Exercise instructions » Tally the lines of these entries that include "title"; respond with only that tally.

Items from an interface collection:
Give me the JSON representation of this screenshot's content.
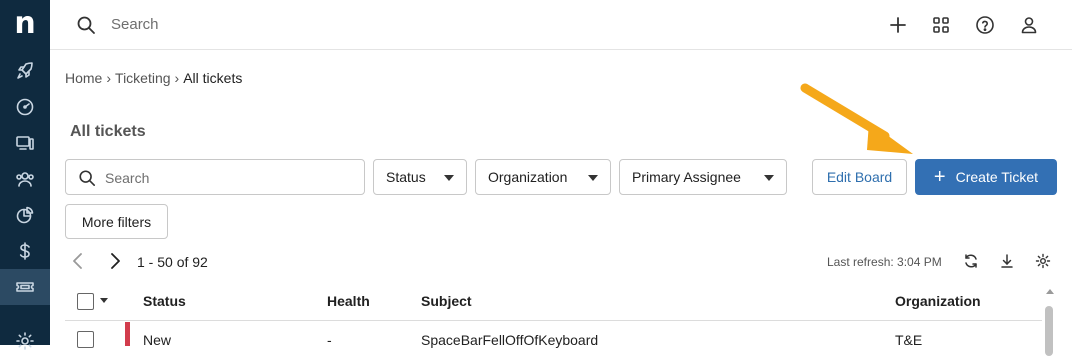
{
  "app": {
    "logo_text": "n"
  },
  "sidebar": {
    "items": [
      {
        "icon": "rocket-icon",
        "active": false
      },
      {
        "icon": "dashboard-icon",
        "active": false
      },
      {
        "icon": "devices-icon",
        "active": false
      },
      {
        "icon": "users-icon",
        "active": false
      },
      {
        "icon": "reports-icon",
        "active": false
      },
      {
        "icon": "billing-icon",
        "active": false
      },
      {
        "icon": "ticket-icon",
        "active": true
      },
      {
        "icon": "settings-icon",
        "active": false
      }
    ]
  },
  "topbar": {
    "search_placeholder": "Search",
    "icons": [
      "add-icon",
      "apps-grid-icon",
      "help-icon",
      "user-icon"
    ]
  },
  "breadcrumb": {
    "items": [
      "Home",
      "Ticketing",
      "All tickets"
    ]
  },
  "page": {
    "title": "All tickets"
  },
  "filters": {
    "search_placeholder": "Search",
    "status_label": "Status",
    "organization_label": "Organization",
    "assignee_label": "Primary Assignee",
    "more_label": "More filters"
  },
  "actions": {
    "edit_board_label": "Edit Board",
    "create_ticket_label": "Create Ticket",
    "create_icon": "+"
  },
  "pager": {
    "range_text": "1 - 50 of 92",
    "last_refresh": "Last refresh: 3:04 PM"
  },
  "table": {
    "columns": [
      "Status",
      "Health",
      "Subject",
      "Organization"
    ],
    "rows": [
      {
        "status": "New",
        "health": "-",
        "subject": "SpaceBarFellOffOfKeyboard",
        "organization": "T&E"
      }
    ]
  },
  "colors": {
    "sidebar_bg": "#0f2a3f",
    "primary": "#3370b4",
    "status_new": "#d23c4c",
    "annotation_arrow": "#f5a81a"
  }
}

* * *

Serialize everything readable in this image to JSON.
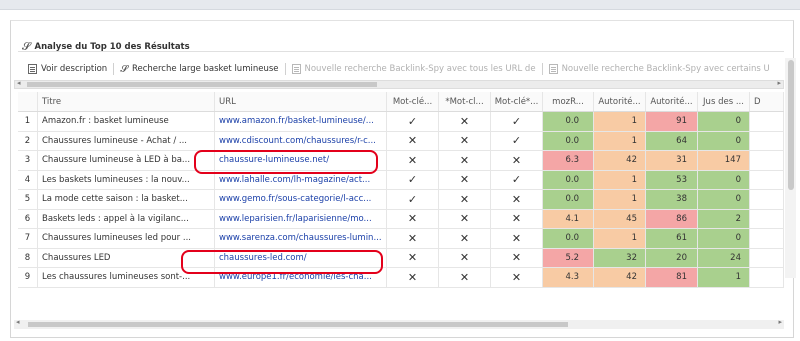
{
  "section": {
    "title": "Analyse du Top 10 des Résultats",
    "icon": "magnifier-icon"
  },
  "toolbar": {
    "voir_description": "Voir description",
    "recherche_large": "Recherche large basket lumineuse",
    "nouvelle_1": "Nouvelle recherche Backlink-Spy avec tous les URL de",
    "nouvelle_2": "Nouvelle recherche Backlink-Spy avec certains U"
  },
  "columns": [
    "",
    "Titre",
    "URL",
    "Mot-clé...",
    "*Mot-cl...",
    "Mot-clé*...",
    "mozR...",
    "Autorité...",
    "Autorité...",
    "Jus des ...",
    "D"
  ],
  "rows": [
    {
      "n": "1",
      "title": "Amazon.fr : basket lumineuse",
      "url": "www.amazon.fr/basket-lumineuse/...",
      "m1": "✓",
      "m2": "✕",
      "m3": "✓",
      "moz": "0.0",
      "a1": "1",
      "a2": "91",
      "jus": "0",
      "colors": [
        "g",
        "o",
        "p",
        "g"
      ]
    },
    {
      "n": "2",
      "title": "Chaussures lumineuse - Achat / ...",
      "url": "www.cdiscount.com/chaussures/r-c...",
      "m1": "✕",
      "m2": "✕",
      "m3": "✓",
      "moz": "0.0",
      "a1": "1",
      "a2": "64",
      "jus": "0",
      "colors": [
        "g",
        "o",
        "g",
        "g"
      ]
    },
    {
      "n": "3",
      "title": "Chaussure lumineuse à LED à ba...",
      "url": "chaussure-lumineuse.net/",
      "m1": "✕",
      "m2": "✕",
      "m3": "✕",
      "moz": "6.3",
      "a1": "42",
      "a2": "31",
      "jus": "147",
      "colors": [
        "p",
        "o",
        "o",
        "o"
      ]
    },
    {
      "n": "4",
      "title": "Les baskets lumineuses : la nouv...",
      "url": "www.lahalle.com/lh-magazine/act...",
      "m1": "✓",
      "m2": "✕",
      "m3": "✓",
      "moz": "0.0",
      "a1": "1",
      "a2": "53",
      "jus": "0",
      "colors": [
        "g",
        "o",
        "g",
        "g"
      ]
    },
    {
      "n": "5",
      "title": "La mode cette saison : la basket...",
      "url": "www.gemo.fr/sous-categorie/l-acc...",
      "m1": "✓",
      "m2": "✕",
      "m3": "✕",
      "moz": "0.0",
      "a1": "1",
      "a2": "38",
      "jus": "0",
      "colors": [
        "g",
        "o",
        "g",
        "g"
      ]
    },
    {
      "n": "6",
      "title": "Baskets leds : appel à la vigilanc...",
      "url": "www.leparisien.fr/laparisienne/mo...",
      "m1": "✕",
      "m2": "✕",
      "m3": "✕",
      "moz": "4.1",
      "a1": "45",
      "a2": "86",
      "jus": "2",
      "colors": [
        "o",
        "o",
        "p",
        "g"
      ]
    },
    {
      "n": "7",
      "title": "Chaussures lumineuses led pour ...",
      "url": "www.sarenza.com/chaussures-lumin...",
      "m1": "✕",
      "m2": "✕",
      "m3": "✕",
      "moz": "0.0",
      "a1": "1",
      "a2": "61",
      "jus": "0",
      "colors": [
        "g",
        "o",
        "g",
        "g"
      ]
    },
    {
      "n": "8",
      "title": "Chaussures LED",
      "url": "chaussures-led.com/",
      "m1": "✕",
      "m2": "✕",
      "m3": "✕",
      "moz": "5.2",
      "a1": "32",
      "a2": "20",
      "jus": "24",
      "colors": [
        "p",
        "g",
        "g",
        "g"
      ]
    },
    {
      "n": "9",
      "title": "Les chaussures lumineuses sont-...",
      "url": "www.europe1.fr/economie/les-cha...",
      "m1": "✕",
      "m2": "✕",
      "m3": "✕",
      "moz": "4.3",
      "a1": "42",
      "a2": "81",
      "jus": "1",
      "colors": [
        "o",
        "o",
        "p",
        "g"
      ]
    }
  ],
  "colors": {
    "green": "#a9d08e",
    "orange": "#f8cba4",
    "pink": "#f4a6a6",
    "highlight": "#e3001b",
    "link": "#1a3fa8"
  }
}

Response to the exercise » 11